With drugmakers scouring their portfolios for possible COVID-19 therapeutics, meds approved years ago are now being viewed with fresh eyes. That's the case for Merck KGaA's aging multiple sclerosis med Rebif, which French researchers are now hoping could help ease symptoms caused by the novel coronavirus.
Merck KGaA has donated samples of Rebif to France's Institut National de la Santé et de la Recherche Médicale for use in a trial evaluating the drug's effect on COVID-19 patients, the drugmaker said Thursday.
Rebif, an anti-inflammatory the FDA originally approved to treat relapsing MS back in 2002, is the first MS med known to be evaluated as a treatment for COVID-19.
"As Merck KGaA, Darmstadt, Germany is a company that is dedicated to human progress and to making a lasting difference on patients’ lives, we are fully committed to contributing to solutions related to global health crises such as COVID-19," the company said in a statement.
So far, pharma companies have focused most of their resources on repurposing trials for antivirals––such as Gilead Sciences' remdesivir and multiple HIV meds––and anti-inflammatory IL-6 inhibitors, including Sanofi and Regeneron's Kevzara, Roche's Actemra and EUSA Pharma's Sylvant. Other left-field options like malaria med chloroquine have also been donated to the effort.

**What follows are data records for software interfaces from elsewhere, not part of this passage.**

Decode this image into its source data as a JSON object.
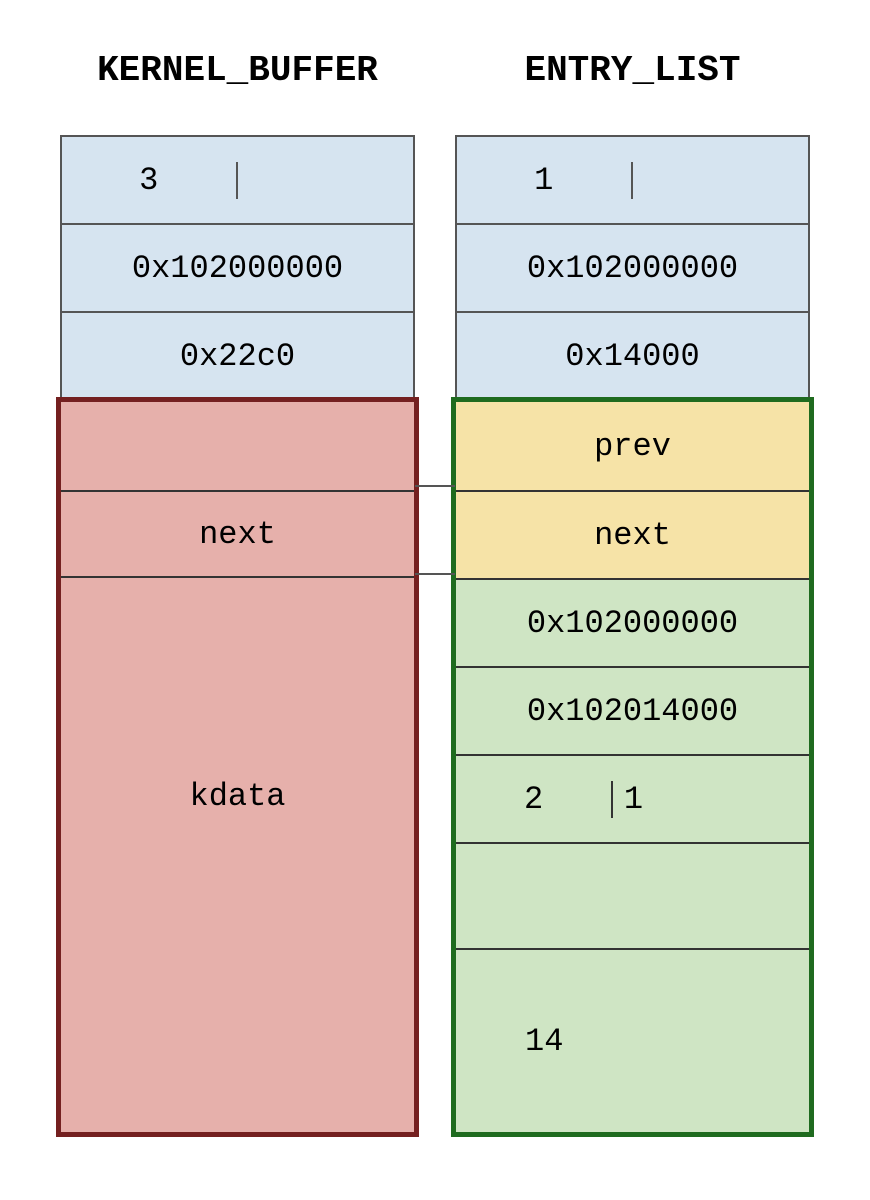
{
  "titles": {
    "left": "KERNEL_BUFFER",
    "right": "ENTRY_LIST"
  },
  "left": {
    "header_count": "3",
    "addr1": "0x102000000",
    "addr2": "0x22c0",
    "next": "next",
    "kdata": "kdata"
  },
  "right": {
    "header_count": "1",
    "addr1": "0x102000000",
    "addr2": "0x14000",
    "prev": "prev",
    "next": "next",
    "val1": "0x102000000",
    "val2": "0x102014000",
    "small_a": "2",
    "small_b": "1",
    "last": "14"
  }
}
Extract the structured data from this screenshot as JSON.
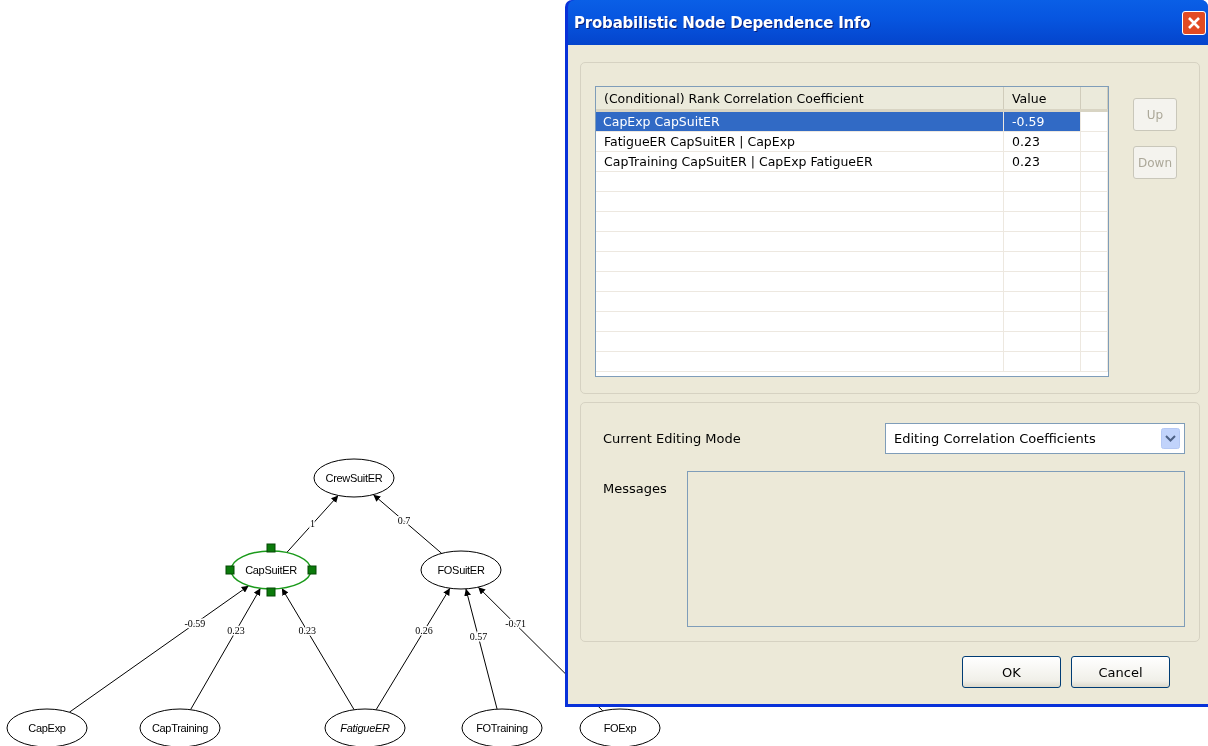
{
  "diagram": {
    "nodes": [
      {
        "label": "CrewSuitER",
        "selected": false,
        "emphasized": false
      },
      {
        "label": "CapSuitER",
        "selected": true,
        "emphasized": false
      },
      {
        "label": "FOSuitER",
        "selected": false,
        "emphasized": false
      },
      {
        "label": "CapExp",
        "selected": false,
        "emphasized": false
      },
      {
        "label": "CapTraining",
        "selected": false,
        "emphasized": false
      },
      {
        "label": "FatigueER",
        "selected": false,
        "emphasized": true
      },
      {
        "label": "FOTraining",
        "selected": false,
        "emphasized": false
      },
      {
        "label": "FOExp",
        "selected": false,
        "emphasized": false
      }
    ],
    "edges": [
      {
        "label": "1"
      },
      {
        "label": "0.7"
      },
      {
        "label": "-0.59"
      },
      {
        "label": "0.23"
      },
      {
        "label": "0.23"
      },
      {
        "label": "0.26"
      },
      {
        "label": "0.57"
      },
      {
        "label": "-0.71"
      }
    ]
  },
  "dialog": {
    "title": "Probabilistic Node Dependence Info",
    "table": {
      "columns": [
        "(Conditional) Rank Correlation Coefficient",
        "Value"
      ],
      "rows": [
        {
          "cells": [
            "CapExp CapSuitER",
            "-0.59"
          ],
          "selected": true
        },
        {
          "cells": [
            "FatigueER CapSuitER | CapExp",
            "0.23"
          ],
          "selected": false
        },
        {
          "cells": [
            "CapTraining CapSuitER | CapExp FatigueER",
            "0.23"
          ],
          "selected": false
        }
      ]
    },
    "side_buttons": [
      {
        "label": "Up",
        "disabled": true
      },
      {
        "label": "Down",
        "disabled": true
      }
    ],
    "editing_mode": {
      "label": "Current Editing Mode",
      "value": "Editing Correlation Coefficients"
    },
    "messages": {
      "label": "Messages"
    },
    "buttons": [
      "OK",
      "Cancel"
    ]
  }
}
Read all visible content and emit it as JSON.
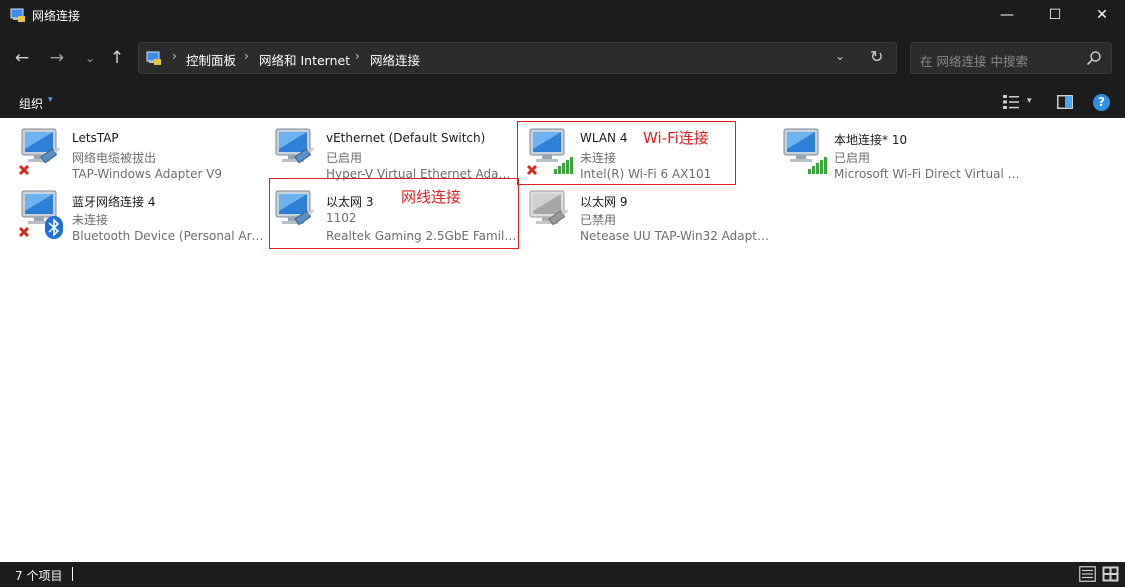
{
  "window": {
    "title": "网络连接",
    "minimize_glyph": "—",
    "maximize_glyph": "☐",
    "close_glyph": "✕"
  },
  "nav": {
    "back_glyph": "←",
    "forward_glyph": "→",
    "recent_glyph": "⌄",
    "up_glyph": "↑"
  },
  "address": {
    "breadcrumbs": [
      "控制面板",
      "网络和 Internet",
      "网络连接"
    ],
    "separator": "›",
    "dropdown_glyph": "⌄",
    "refresh_glyph": "↻"
  },
  "search": {
    "placeholder": "在 网络连接 中搜索"
  },
  "toolbar": {
    "organize_label": "组织",
    "caret": "▾",
    "help_glyph": "?"
  },
  "connections": [
    {
      "name": "LetsTAP",
      "status": "网络电缆被拔出",
      "device": "TAP-Windows Adapter V9",
      "icon": "ethernet-disconnected-icon"
    },
    {
      "name": "vEthernet (Default Switch)",
      "status": "已启用",
      "device": "Hyper-V Virtual Ethernet Adapter",
      "icon": "ethernet-icon"
    },
    {
      "name": "WLAN 4",
      "status": "未连接",
      "device": "Intel(R) Wi-Fi 6 AX101",
      "icon": "wifi-disconnected-icon"
    },
    {
      "name": "本地连接* 10",
      "status": "已启用",
      "device": "Microsoft Wi-Fi Direct Virtual Adapter",
      "icon": "wifi-icon"
    },
    {
      "name": "蓝牙网络连接 4",
      "status": "未连接",
      "device": "Bluetooth Device (Personal Area Network)",
      "icon": "bluetooth-disconnected-icon"
    },
    {
      "name": "以太网 3",
      "status": "1102",
      "device": "Realtek Gaming 2.5GbE Family Controller",
      "icon": "ethernet-icon"
    },
    {
      "name": "以太网 9",
      "status": "已禁用",
      "device": "Netease UU TAP-Win32 Adapter V9",
      "icon": "ethernet-disabled-icon"
    }
  ],
  "annotations": {
    "wifi_label": "Wi-Fi连接",
    "ethernet_label": "网线连接"
  },
  "status": {
    "item_count": "7 个项目"
  },
  "colors": {
    "annotation": "#e02020",
    "accent": "#2d8fe6",
    "background_dark": "#1c1c1c"
  }
}
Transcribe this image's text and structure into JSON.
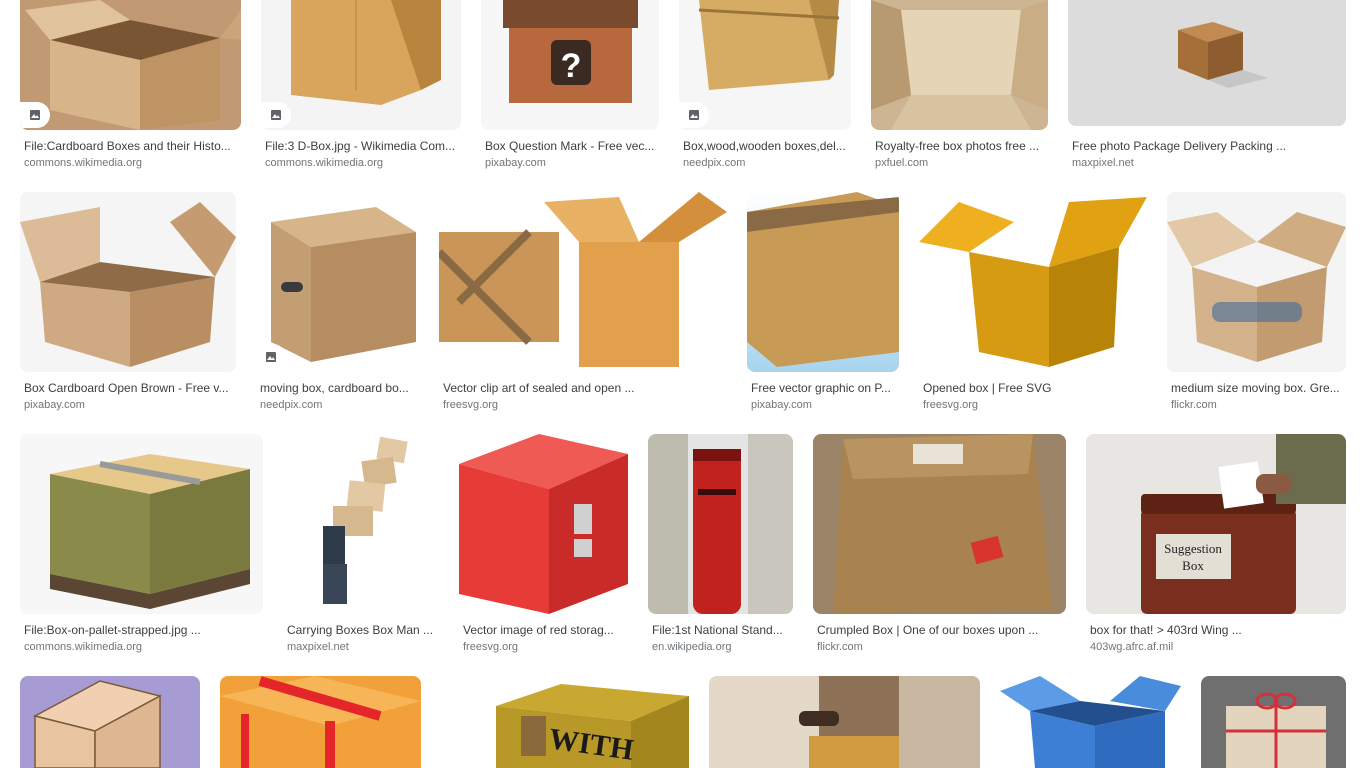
{
  "results": [
    {
      "title": "File:Cardboard Boxes and their Histo...",
      "source": "commons.wikimedia.org",
      "icon": "image-icon"
    },
    {
      "title": "File:3 D-Box.jpg - Wikimedia Com...",
      "source": "commons.wikimedia.org",
      "icon": "image-icon"
    },
    {
      "title": "Box Question Mark - Free vec...",
      "source": "pixabay.com",
      "icon": ""
    },
    {
      "title": "Box,wood,wooden boxes,del...",
      "source": "needpix.com",
      "icon": "image-icon"
    },
    {
      "title": "Royalty-free box photos free ...",
      "source": "pxfuel.com",
      "icon": ""
    },
    {
      "title": "Free photo Package Delivery Packing ...",
      "source": "maxpixel.net",
      "icon": ""
    },
    {
      "title": "Box Cardboard Open Brown - Free v...",
      "source": "pixabay.com",
      "icon": ""
    },
    {
      "title": "moving box, cardboard bo...",
      "source": "needpix.com",
      "icon": "image-icon"
    },
    {
      "title": "Vector clip art of sealed and open ...",
      "source": "freesvg.org",
      "icon": ""
    },
    {
      "title": "Free vector graphic on P...",
      "source": "pixabay.com",
      "icon": ""
    },
    {
      "title": "Opened box | Free SVG",
      "source": "freesvg.org",
      "icon": ""
    },
    {
      "title": "medium size moving box. Gre...",
      "source": "flickr.com",
      "icon": ""
    },
    {
      "title": "File:Box-on-pallet-strapped.jpg ...",
      "source": "commons.wikimedia.org",
      "icon": ""
    },
    {
      "title": "Carrying Boxes Box Man ...",
      "source": "maxpixel.net",
      "icon": ""
    },
    {
      "title": "Vector image of red storag...",
      "source": "freesvg.org",
      "icon": ""
    },
    {
      "title": "File:1st National Stand...",
      "source": "en.wikipedia.org",
      "icon": ""
    },
    {
      "title": "Crumpled Box | One of our boxes upon ...",
      "source": "flickr.com",
      "icon": ""
    },
    {
      "title": "box for that! > 403rd Wing ...",
      "source": "403wg.afrc.af.mil",
      "icon": ""
    },
    {
      "title": "",
      "source": "",
      "icon": ""
    },
    {
      "title": "",
      "source": "",
      "icon": ""
    },
    {
      "title": "",
      "source": "",
      "icon": ""
    },
    {
      "title": "",
      "source": "",
      "icon": ""
    },
    {
      "title": "",
      "source": "",
      "icon": ""
    },
    {
      "title": "",
      "source": "",
      "icon": ""
    }
  ],
  "suggestion_box_label": [
    "Suggestion",
    "Box"
  ],
  "with_text": "WITH",
  "colors": {
    "title": "#3c4043",
    "source": "#70757a",
    "cardboard": "#c9a06a"
  }
}
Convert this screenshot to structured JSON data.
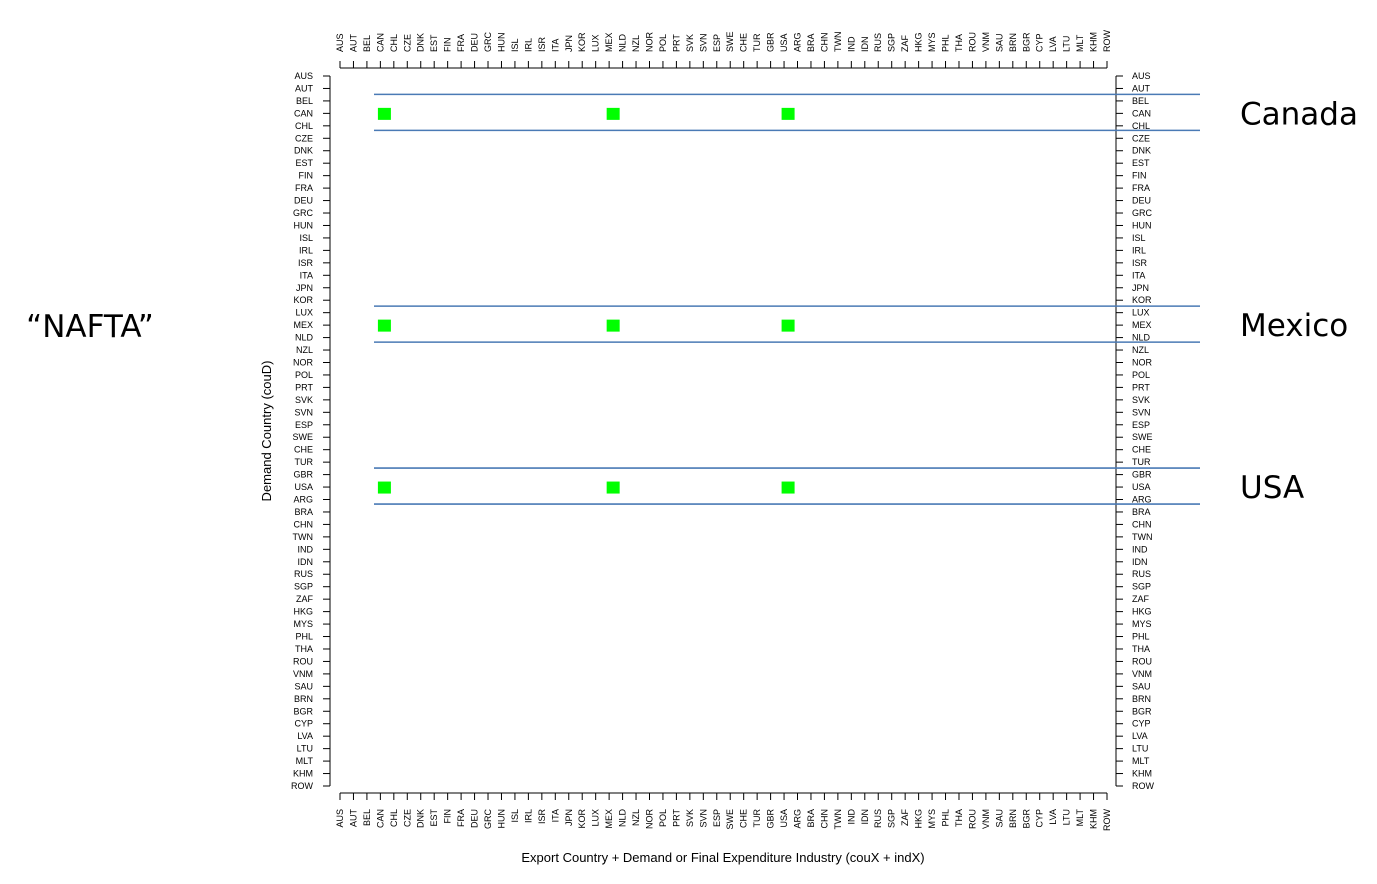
{
  "chart_data": {
    "type": "heatmap",
    "title": "",
    "xlabel": "Export Country + Demand or Final Expenditure Industry (couX + indX)",
    "ylabel": "Demand Country (couD)",
    "x_categories": [
      "AUS",
      "AUT",
      "BEL",
      "CAN",
      "CHL",
      "CZE",
      "DNK",
      "EST",
      "FIN",
      "FRA",
      "DEU",
      "GRC",
      "HUN",
      "ISL",
      "IRL",
      "ISR",
      "ITA",
      "JPN",
      "KOR",
      "LUX",
      "MEX",
      "NLD",
      "NZL",
      "NOR",
      "POL",
      "PRT",
      "SVK",
      "SVN",
      "ESP",
      "SWE",
      "CHE",
      "TUR",
      "GBR",
      "USA",
      "ARG",
      "BRA",
      "CHN",
      "TWN",
      "IND",
      "IDN",
      "RUS",
      "SGP",
      "ZAF",
      "HKG",
      "MYS",
      "PHL",
      "THA",
      "ROU",
      "VNM",
      "SAU",
      "BRN",
      "BGR",
      "CYP",
      "LVA",
      "LTU",
      "MLT",
      "KHM",
      "ROW"
    ],
    "y_categories": [
      "AUS",
      "AUT",
      "BEL",
      "CAN",
      "CHL",
      "CZE",
      "DNK",
      "EST",
      "FIN",
      "FRA",
      "DEU",
      "GRC",
      "HUN",
      "ISL",
      "IRL",
      "ISR",
      "ITA",
      "JPN",
      "KOR",
      "LUX",
      "MEX",
      "NLD",
      "NZL",
      "NOR",
      "POL",
      "PRT",
      "SVK",
      "SVN",
      "ESP",
      "SWE",
      "CHE",
      "TUR",
      "GBR",
      "USA",
      "ARG",
      "BRA",
      "CHN",
      "TWN",
      "IND",
      "IDN",
      "RUS",
      "SGP",
      "ZAF",
      "HKG",
      "MYS",
      "PHL",
      "THA",
      "ROU",
      "VNM",
      "SAU",
      "BRN",
      "BGR",
      "CYP",
      "LVA",
      "LTU",
      "MLT",
      "KHM",
      "ROW"
    ],
    "cells": [
      {
        "x": "CAN",
        "y": "CAN",
        "value": 1
      },
      {
        "x": "MEX",
        "y": "CAN",
        "value": 1
      },
      {
        "x": "USA",
        "y": "CAN",
        "value": 1
      },
      {
        "x": "CAN",
        "y": "MEX",
        "value": 1
      },
      {
        "x": "MEX",
        "y": "MEX",
        "value": 1
      },
      {
        "x": "USA",
        "y": "MEX",
        "value": 1
      },
      {
        "x": "CAN",
        "y": "USA",
        "value": 1
      },
      {
        "x": "MEX",
        "y": "USA",
        "value": 1
      },
      {
        "x": "USA",
        "y": "USA",
        "value": 1
      }
    ],
    "cell_color": "#00ff00",
    "grid": false,
    "highlight_bands": [
      {
        "label": "Canada",
        "row": "CAN"
      },
      {
        "label": "Mexico",
        "row": "MEX"
      },
      {
        "label": "USA",
        "row": "USA"
      }
    ],
    "band_color": "#4a7ab5",
    "group_annotation": "“NAFTA”"
  }
}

Thursday, Bayer confirmed it was donating 3 million tablets of chloroquine, a decades-old drug that's long gone generic, to the U.S. as a possible therapeutic for COVID-19. Chloroquine isn’t approved to treat patients suffering from novel coronavirus infections, but some early studies have shown promise.
In France, for instance, a professor conducted a small study of the malaria drug in 24 patients with novel coronavirus infections. Of those who received the medicine, only 25% tested positive for the virus after six days, according to en24. Meanwhile, of those who didn't receive it, 90% tested positive after that time frame. The French government now plans to run larger studies.
U.S. officials have placed a certain degree of hope in the drug, with President Donald Trump saying during a press conference Thursday the U.S. would make the drug available by prescription “almost immediately.”
Meanwhile, Gilead's remdesivir has already entered phase 3 trials, while Kevzara and Actemra have both announced trials of their own.
Thursday, Roche said it was working with the FDA to start a randomized, double-blind, placebo-controlled phase 3 clinical trial to study Actemra in hospitalized patients with severe COVID-19 pneumonia.
Roche and its partner, the U.S. Department of Health and Human Services’ Biomedical Advanced Research and Development Authority, plan to officially begin enrolling patients in early April in different parts of the world, including the U.S.
Earlier this week, Sanofi and Regeneron said they were enrolling patients in a phase 2/3 clinical program for Kevzara, with a two-part U.S. arm pulling in 400 patients across 16 states.
The first segment of the trial will study Kevzara's impact on fever and patients’ need for supplemental oxygen while a second segment will focus on longer-term outcomes, including preventing death and cutting the need for supportive care such as mechanical ventilation, supplemental oxygen and/or hospitalization, the partners said.